A few establishments take pride in the term and embody it into their names, such as "Da Yoopers Tourist Trap",[4] run by the comedy troupe Da Yoopers in Michigan’s Upper Peninsula, and "The Tourist Trap"[5] at Deep Creek Lake, Maryland. Other establishments like The "Trees of Mystery"[6] in Klamath, California avoid the phrase.

In Canada

Clifton Hill, Niagara Falls is a popular tourist trap in Niagara Falls, Ontario. The street attractions are owned by two entities. The area also extends to a small portion north of Victoria Avenue east and west of Clifton Hill and Centre Street north of Victoria Avenue.

In Australia

There are a large number of "big things" in Australia.
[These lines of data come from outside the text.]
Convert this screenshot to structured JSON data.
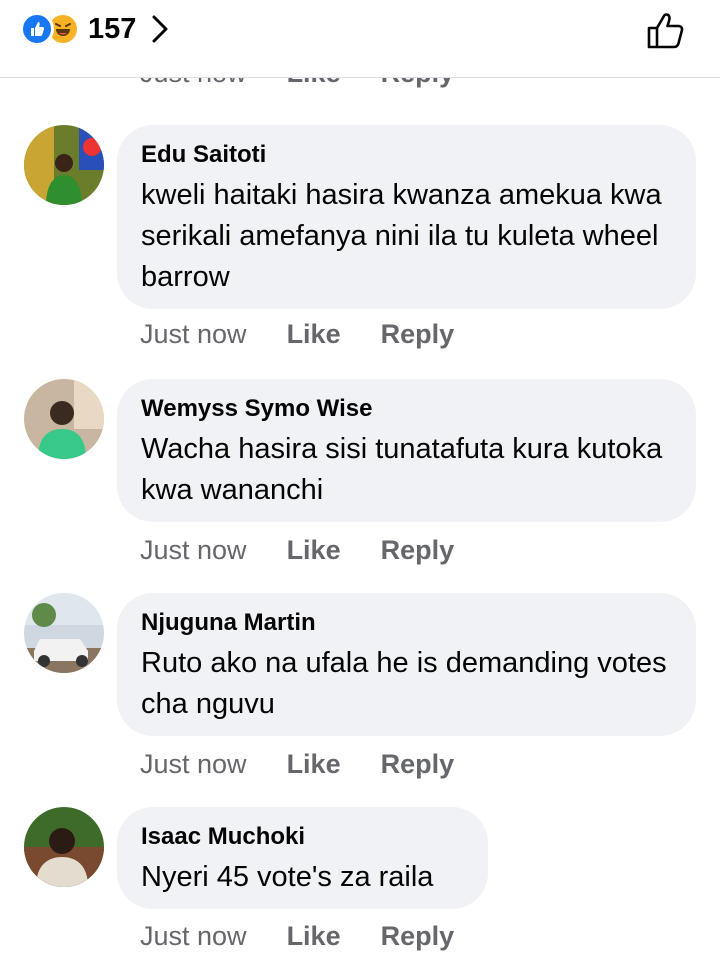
{
  "header": {
    "reaction_count": "157",
    "reactions": [
      "like-icon",
      "haha-icon"
    ]
  },
  "prev_actions": {
    "time": "Just now",
    "like": "Like",
    "reply": "Reply"
  },
  "comments": [
    {
      "author": "Edu Saitoti",
      "text": "kweli haitaki hasira kwanza amekua kwa serikali amefanya nini ila tu kuleta wheel barrow",
      "time": "Just now",
      "like": "Like",
      "reply": "Reply"
    },
    {
      "author": "Wemyss Symo Wise",
      "text": "Wacha hasira sisi tunatafuta kura kutoka kwa wananchi",
      "time": "Just now",
      "like": "Like",
      "reply": "Reply"
    },
    {
      "author": "Njuguna Martin",
      "text": "Ruto ako na ufala he is demanding votes cha nguvu",
      "time": "Just now",
      "like": "Like",
      "reply": "Reply"
    },
    {
      "author": "Isaac Muchoki",
      "text": "Nyeri 45 vote's za raila",
      "time": "Just now",
      "like": "Like",
      "reply": "Reply"
    }
  ],
  "colors": {
    "like_blue": "#1877f2",
    "haha_yellow": "#f7b125",
    "bubble_bg": "#f0f2f5",
    "meta_gray": "#65676b"
  }
}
Many of those were initially created as Tourist Traps, but have gained cult status in the country since.

See also

References

  1. ^ Gaines, Barbara K.; re (May 31, 1986). Idiomatic American English: A Step-By-Step Workbook for Learning Everyday American Expressions. Kodansha International. p. 85. ISBN 0-87011-756-4. 
  2. ^ "WallDrug.com" (web). The Wall Drug Store got its start during the Depression years by offering Free Ice Water to thirsty travelers. 2007. Retrieved 2008-02-04. 
  3. ^ Savage, Charlie (2017-02-06). "As Trump Vows Building Splurge, Famed Traffic Choke Point Offers Warning". The New York Times. ISSN 0362-4331. Retrieved 2017-02-06. 
  4. ^ "Da Yoopers Tourist Trap & Museum" (Web). Ishpeming, Michigan, Business web site. Retrieved 2007-03-21. 
  5. ^ "The Tourist Trap" (Web). Deep Creek Lake, Maryland, Business web site. 2003. Retrieved 2007-03-21. 
  6. ^ "Trees of Mystery" (Web). Klamath, California, Business web site. Retrieved 2007-03-21. 
Retrieved from "https://en.wikipedia.org/w/index.php?title=Tourist_trap&oldid=813746160"
This content was retrieved from Wikipedia : http://en.wikipedia.org/wiki/Tourist_trap
This page is based on the copyrighted Wikipedia article "Tourist trap"; it is used under the Creative Commons Attribution-ShareAlike 3.0 Unported License (CC-BY-SA). You may redistribute it, verbatim or modified, providing that you comply with the terms of the CC-BY-SA